But, of course, the feature every Kheops fan is waiting for is the inventory. Well, it is still there, tabs and all, and still necessary as Valdo collects quite an impressive collection of items, from a signet ring to freshly-cut logs, in his seemingly bottomless pockets. But the system has undergone three major improvements over Kheops' previous games. First, items are automatically put in your inventory when you pick them up, instead of piling together in a waiting zone. The game even tries to be clever; for instance, if you use a handle on a machine and then get it back, it will be put back where you had originally stored it. The system doesn't always work, and items sometimes end up in an unexpected slot, but it is still a convenient feature. Second, you can't combine items in your inventory any more. This does not mean that it is no longer possible to combine things, but it must now be done in the proper place – for instance, on the table where Leonardo kept his chemical apparatus if you want to brew something. You never have to go looking for illogical or hard to find locations, as was the case in ECHO; it always makes complete sense, and contributes to making the puzzles more realistic. The third improvement deals with the way more than one of the same item is handled. Instead of imposing the same arbitrary limit for all items, the game lets you pick up as many as is needed for a "standard" playthrough, so most of the time you won't have to go back to where the item was to get more, while not overcrowding your inventory with things you'll never use. Still, being heavily non-linear and featuring optional puzzles and alternate solutions, the game can't always predict exactly what you may need, but it works well enough for that never to feel cumbersome.

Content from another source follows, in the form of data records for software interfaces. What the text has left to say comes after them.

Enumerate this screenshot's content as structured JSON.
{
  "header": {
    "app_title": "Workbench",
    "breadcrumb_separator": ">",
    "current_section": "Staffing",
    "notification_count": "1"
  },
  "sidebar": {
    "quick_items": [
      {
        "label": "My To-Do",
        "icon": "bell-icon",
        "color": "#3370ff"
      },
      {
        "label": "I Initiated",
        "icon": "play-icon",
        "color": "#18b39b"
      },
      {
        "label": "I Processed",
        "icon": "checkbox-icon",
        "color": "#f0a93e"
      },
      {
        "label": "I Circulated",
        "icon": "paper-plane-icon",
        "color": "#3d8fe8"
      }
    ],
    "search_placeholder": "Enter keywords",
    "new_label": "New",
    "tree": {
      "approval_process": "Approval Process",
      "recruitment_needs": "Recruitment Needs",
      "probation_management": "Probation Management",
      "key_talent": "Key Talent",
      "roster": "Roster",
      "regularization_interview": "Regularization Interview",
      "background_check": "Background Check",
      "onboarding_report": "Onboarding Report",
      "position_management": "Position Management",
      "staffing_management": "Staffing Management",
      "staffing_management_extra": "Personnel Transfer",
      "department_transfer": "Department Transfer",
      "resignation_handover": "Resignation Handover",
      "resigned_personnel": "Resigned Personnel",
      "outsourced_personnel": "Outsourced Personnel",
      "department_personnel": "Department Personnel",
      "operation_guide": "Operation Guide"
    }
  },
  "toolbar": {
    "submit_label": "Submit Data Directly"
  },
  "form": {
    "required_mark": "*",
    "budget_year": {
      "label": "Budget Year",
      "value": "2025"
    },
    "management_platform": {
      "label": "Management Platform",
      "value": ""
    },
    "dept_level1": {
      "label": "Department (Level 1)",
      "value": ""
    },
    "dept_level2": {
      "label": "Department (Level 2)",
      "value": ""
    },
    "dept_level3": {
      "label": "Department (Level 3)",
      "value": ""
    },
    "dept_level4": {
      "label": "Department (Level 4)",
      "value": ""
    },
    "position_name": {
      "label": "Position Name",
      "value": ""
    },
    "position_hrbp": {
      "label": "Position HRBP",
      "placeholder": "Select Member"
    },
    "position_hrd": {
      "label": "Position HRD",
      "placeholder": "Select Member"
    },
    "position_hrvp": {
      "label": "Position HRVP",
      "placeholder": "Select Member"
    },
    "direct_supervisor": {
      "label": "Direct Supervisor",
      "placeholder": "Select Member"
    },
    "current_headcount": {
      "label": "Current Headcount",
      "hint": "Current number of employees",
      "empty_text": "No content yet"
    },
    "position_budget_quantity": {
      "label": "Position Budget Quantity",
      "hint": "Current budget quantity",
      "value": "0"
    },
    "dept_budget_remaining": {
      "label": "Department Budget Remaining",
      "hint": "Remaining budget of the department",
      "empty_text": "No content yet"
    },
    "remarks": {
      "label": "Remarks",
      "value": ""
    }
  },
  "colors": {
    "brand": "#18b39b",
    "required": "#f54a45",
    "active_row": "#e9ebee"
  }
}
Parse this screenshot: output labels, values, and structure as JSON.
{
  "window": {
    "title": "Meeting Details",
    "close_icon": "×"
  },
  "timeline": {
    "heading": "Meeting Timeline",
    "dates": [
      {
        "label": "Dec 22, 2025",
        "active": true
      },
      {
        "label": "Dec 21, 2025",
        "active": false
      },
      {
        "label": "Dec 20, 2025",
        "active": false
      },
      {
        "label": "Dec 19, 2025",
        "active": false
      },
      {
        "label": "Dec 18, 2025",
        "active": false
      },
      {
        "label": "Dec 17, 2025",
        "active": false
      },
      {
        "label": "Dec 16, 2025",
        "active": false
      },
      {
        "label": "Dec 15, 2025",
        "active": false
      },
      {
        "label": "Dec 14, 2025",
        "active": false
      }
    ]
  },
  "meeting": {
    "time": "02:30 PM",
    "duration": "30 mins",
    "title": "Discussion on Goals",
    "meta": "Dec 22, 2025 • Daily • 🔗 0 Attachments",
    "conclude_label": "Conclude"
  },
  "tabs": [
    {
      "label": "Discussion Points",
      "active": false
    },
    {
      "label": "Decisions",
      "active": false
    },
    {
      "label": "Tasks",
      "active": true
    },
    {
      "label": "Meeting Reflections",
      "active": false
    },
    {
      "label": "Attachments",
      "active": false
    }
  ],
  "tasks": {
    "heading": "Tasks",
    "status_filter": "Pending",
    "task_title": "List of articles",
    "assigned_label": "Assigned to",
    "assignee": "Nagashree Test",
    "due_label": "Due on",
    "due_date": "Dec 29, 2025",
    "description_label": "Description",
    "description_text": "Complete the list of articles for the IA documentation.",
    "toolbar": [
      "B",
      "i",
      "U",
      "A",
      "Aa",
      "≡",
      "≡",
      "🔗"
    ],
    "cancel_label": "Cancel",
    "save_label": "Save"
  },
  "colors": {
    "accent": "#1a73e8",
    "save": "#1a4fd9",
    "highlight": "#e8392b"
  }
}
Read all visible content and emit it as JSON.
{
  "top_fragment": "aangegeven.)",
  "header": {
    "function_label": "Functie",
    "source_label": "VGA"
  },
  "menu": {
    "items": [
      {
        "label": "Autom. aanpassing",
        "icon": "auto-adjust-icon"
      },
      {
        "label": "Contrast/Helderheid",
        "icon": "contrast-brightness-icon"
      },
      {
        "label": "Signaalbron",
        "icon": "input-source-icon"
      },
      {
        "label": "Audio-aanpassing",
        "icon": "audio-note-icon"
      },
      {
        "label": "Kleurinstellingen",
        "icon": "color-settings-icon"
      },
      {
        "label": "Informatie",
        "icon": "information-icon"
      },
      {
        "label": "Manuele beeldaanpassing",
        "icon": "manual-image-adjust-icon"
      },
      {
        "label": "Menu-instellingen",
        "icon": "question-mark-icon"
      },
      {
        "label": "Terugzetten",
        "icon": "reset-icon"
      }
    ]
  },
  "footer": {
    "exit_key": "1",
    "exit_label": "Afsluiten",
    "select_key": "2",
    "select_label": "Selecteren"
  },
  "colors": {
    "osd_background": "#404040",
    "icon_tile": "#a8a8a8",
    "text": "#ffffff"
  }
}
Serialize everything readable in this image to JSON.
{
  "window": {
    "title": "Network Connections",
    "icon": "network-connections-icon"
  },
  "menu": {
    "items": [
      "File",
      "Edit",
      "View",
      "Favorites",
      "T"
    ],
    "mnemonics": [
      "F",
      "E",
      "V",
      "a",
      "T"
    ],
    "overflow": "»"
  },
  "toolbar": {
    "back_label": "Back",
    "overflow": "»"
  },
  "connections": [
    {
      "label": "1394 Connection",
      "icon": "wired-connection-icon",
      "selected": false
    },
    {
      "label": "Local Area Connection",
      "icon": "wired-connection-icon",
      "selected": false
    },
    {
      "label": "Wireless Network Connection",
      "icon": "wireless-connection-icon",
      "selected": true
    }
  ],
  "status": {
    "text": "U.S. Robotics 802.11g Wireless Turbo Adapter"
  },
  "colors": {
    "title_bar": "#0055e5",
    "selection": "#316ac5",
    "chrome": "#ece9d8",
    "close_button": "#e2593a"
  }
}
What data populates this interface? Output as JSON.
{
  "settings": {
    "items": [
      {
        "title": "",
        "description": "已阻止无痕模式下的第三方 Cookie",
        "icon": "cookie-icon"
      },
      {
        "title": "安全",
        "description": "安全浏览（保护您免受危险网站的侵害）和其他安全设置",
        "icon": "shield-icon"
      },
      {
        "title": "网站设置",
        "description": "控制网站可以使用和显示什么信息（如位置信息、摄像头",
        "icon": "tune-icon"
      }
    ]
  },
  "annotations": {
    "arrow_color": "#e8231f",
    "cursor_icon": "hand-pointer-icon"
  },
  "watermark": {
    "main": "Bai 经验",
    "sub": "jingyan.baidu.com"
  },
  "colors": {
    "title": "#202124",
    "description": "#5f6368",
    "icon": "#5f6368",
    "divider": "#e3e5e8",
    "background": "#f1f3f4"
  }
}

The reason this works is that puzzles never get repetitive. With such a system, your inventory would have been overfilling with clay in Return to Mysterious Island or plants in VOYAGE. Not so with The Secrets of Da Vinci. The game does not rely on making you do the same thing over and over again, maintaining a constant freshness throughout. The puzzles are varied, often focusing on getting Leonardo's machines to work (after understanding what their purpose is), solving riddles, preparing various chemicals and useful items, as well as some puzzles solved through interactive sketches. Many of them can be solved at any time during the span of the game (one night and three days), and some can be left unsolved, or be solved more easily by buying items from the caretaker – at a cost to both your finances and self-esteem, of course. But you will have to solve the vast majority of the puzzles to complete the game. I prefer it this way, as it means that, while remaining free to decide when and how you solve things, you will not finish the game with the frustrating feeling of having left most of the puzzles untouched. As usual with Kheops' games, a score system keeps track of your successes – but again it doesn't fully do its job of encouraging replays, since no maximum score is offered as a goal to attain.Continued on the next page...